Interface dataset entries
******

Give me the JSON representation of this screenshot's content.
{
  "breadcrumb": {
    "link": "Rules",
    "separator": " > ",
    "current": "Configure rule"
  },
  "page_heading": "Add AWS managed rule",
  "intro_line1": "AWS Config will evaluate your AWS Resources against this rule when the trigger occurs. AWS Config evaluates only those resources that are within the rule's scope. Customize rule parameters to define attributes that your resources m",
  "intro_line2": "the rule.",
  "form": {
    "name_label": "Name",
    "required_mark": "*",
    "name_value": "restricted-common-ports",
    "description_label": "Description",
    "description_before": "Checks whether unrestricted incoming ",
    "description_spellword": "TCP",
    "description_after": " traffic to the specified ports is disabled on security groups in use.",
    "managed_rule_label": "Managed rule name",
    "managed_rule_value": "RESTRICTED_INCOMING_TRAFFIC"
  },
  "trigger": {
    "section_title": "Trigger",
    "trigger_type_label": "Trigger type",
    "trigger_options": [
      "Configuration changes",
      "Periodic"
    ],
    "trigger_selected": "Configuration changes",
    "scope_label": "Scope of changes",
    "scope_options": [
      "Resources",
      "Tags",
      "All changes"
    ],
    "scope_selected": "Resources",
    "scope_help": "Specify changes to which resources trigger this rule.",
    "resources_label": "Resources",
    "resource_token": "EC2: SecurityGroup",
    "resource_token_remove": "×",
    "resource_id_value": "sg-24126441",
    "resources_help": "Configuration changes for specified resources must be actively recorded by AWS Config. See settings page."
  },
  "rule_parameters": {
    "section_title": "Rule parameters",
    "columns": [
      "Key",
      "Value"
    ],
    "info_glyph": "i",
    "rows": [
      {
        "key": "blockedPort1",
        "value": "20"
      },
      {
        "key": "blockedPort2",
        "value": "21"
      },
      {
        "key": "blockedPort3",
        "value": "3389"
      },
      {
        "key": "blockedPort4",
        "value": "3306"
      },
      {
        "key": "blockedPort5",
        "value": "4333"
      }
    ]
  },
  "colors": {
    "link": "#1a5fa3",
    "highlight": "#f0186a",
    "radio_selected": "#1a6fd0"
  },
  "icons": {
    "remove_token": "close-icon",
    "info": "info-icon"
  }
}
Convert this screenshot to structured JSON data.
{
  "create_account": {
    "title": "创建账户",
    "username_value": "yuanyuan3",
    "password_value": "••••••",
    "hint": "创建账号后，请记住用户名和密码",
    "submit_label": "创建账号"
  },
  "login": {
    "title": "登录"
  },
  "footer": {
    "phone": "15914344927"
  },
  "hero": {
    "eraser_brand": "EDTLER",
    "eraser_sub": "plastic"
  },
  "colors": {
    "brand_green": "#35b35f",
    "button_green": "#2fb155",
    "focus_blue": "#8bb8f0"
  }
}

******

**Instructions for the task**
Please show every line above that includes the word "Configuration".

**Result for this task**
      "Configuration changes",
    "trigger_selected": "Configuration changes",
    "resources_help": "Configuration changes for specified resources must be actively recorded by AWS Config. See settings page."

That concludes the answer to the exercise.